Maybe it’s me, but 2014 seems to be passing quickly. And if there’s one theme that will define the year for many of us, it’s getting ready for PCI DSS 3.0.

If you’re wondering what kind of changes are in store, 3.0 addresses common challenges like weak passwords, authentication issues, the need for clarified scoping and reporting, third-party security challenges and malware self-detection issues, just to name a few. Some of these may require considerable work for your organization; some may not. Regardless, it’s a good idea to start assessing your systems now to make sure you’re compliant by the January 2015 deadline.

Below are a few of the areas you’ll be asked to focus on.

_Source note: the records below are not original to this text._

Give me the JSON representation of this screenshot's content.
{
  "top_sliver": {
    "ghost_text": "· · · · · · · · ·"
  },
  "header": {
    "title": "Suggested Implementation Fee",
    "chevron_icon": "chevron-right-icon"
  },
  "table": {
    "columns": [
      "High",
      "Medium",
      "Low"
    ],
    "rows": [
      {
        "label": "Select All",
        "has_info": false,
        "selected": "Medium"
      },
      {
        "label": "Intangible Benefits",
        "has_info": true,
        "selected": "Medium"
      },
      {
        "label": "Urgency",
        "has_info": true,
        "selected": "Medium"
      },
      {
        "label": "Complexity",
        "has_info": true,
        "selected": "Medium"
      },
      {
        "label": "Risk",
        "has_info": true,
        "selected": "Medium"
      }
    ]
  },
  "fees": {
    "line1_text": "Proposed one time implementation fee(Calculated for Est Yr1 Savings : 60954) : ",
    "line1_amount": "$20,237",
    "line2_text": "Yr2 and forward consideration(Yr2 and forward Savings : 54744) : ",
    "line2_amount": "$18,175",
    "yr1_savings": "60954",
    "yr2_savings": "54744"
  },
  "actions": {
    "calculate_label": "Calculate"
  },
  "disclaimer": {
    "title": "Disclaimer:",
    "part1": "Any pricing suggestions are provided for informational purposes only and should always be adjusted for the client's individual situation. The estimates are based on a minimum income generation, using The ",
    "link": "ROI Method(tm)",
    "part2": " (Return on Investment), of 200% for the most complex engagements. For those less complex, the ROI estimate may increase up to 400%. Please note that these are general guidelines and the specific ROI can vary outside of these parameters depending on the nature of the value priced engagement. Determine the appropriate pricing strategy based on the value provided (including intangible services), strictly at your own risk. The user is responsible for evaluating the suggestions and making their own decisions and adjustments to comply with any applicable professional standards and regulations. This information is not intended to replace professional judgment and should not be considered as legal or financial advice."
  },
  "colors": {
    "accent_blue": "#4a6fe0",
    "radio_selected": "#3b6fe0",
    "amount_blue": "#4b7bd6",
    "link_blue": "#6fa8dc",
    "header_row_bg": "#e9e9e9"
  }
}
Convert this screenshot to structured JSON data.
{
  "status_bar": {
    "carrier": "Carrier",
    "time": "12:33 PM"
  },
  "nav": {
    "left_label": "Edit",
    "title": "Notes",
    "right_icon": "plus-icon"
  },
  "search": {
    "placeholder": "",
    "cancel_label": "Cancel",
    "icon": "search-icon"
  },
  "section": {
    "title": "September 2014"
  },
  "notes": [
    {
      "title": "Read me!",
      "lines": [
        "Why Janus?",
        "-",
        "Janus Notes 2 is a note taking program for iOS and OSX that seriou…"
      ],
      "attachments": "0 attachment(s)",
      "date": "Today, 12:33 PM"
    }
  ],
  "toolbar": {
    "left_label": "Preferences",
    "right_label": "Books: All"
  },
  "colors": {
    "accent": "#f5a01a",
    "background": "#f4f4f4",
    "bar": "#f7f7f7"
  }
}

  • A Shift from Annual Compliance Approach to Daily Security. As new payment technologies increase, so do attack surfaces. Make no mistake, cybercriminals understand exactly how you’re your systems work. Approaching compliance as an annual checklist isn’t enough; organizations must adopt a proactive, business-as-usual approach to information security. For many of us, that means educating our staff, partners and leadership to create a culture of vigilance.

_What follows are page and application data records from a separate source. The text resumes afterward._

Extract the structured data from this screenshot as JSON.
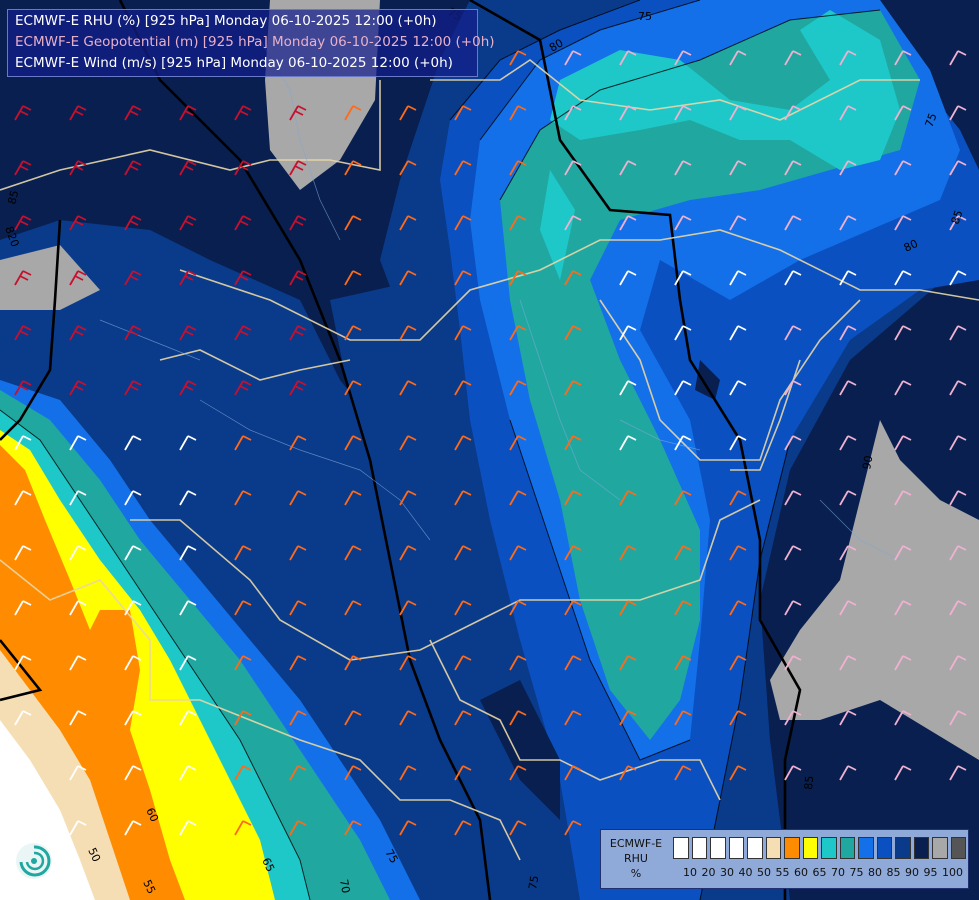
{
  "header": {
    "line1": "ECMWF-E RHU (%) [925 hPa] Monday 06-10-2025 12:00 (+0h)",
    "line2": "ECMWF-E Geopotential (m) [925 hPa] Monday 06-10-2025 12:00 (+0h)",
    "line3": "ECMWF-E Wind (m/s) [925 hPa] Monday 06-10-2025 12:00 (+0h)"
  },
  "legend": {
    "title_line1": "ECMWF-E",
    "title_line2": "RHU",
    "title_line3": "%",
    "colors": [
      "#ffffff",
      "#ffffff",
      "#ffffff",
      "#ffffff",
      "#ffffff",
      "#f5deb3",
      "#ff8c00",
      "#ffff00",
      "#1ec8c8",
      "#20a8a0",
      "#1470e8",
      "#0a50c0",
      "#0a3a8a",
      "#081f50",
      "#a8a8a8",
      "#555555"
    ],
    "ticks": [
      "10",
      "20",
      "30",
      "40",
      "50",
      "55",
      "60",
      "65",
      "70",
      "75",
      "80",
      "85",
      "90",
      "95",
      "100"
    ]
  },
  "contour_labels": [
    "75",
    "80",
    "75",
    "85",
    "80",
    "85",
    "820",
    "90",
    "60",
    "50",
    "55",
    "65",
    "70",
    "75",
    "75",
    "85",
    "75"
  ],
  "colors": {
    "rh_95": "#a8a8a8",
    "rh_90": "#081f50",
    "rh_85": "#0a3a8a",
    "rh_80": "#0a50c0",
    "rh_75": "#1470e8",
    "rh_70": "#20a8a0",
    "rh_65": "#1ec8c8",
    "rh_60": "#ffff00",
    "rh_55": "#ff8c00",
    "rh_50": "#f5deb3"
  },
  "logo_icon": "ecmwf-swirl-logo"
}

  • Third-Party Relationships. Many recent breaches have involved service providers, which is one reason 3.0 focuses on improving communication and transparency between customers and providers. Responsibilities must be clearly divided, communicated and documented: that includes infrastructure, data storage and security controls, validation and testing activities, and any subcontractors who might impact your environment.

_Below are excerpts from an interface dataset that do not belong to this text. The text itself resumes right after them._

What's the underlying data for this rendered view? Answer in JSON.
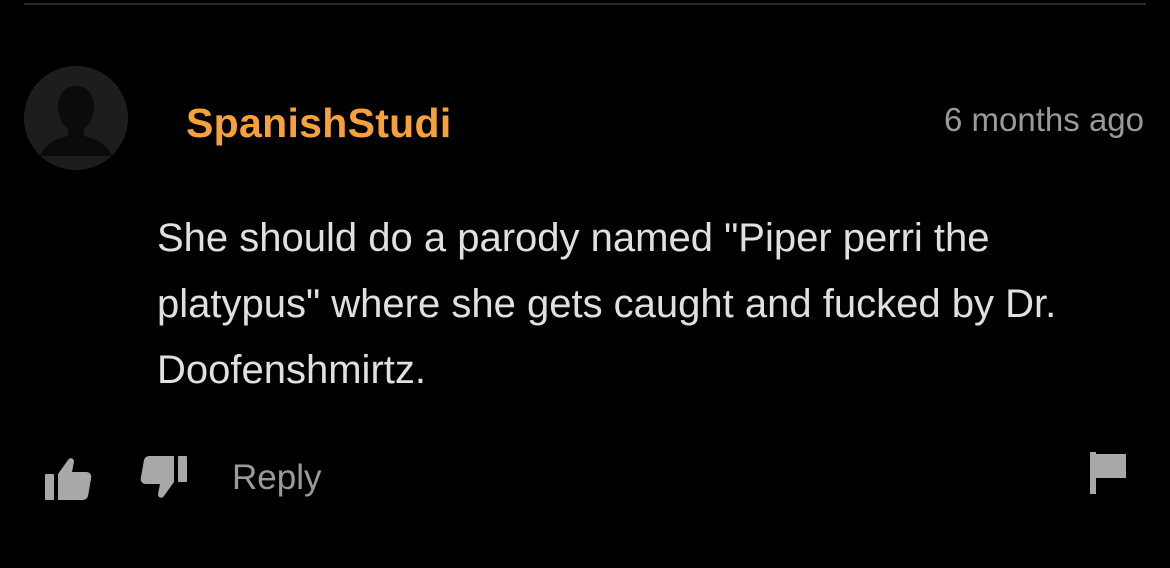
{
  "comment": {
    "username": "SpanishStudi",
    "timestamp": "6 months ago",
    "text": "She should do a parody named \"Piper perri the platypus\" where she gets caught and fucked by Dr. Doofenshmirtz.",
    "avatar_icon": "default-user-silhouette-icon"
  },
  "actions": {
    "like_icon": "thumbs-up-icon",
    "dislike_icon": "thumbs-down-icon",
    "reply_label": "Reply",
    "flag_icon": "flag-icon"
  },
  "colors": {
    "background": "#000000",
    "username": "#f7a13a",
    "text": "#e0e0e0",
    "muted": "#9a9a9a",
    "icon": "#a8a8a8"
  }
}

  • Defining and validating in-scope systems. One of your first steps will be understanding and defining your Cardholder Data Environment. Actions include identifying all locations and flows of cardholder data, making accurate network and data flow diagrams and an exhaustive inventory list, and of course limiting your scope via network segmentation. Finally you’ll need to test it all with credit card searches and pen testing and create documented proof that your data is exactly where it should be – and not anywhere else.
  • Point-of-sale (POS) terminals. A rise in skimming, physical tampering and POS attacks like Target’s breach are just one reason why 3.0 focuses on increased terminal security. Requirements include checking device serial numbers and stickers, conducting periodic inspections and training frontline employees.
  • Strengthening password policies, tokens and certificates. Some of you are already doing this; others not thoroughly enough. 3.0 asks organizations to strengthen default passwords for user, application and service accounts, with new criteria for protecting credentials, physical security tokens, smart cards and certificates.
  • Evolving malware threats. Even systems not commonly affected by malware must be protected; there are also new requirements regarding antivirus mechanisms and self-detection systems.

If you haven’t gotten started yet on transitioning your compliance practices, don’t worry. Here at Armor we’re offering a full lineup of webinars and other resources to guide you down the path to 3.0 compliance. Making these changes might seem burdensome at first but remember that 3.0’s purpose is to keep your environment and your customers safe in a payment IT landscape where threats are always evolving. We’ll walk you through the changes across all 12 requirements and help you understand how to adapt to the new standards.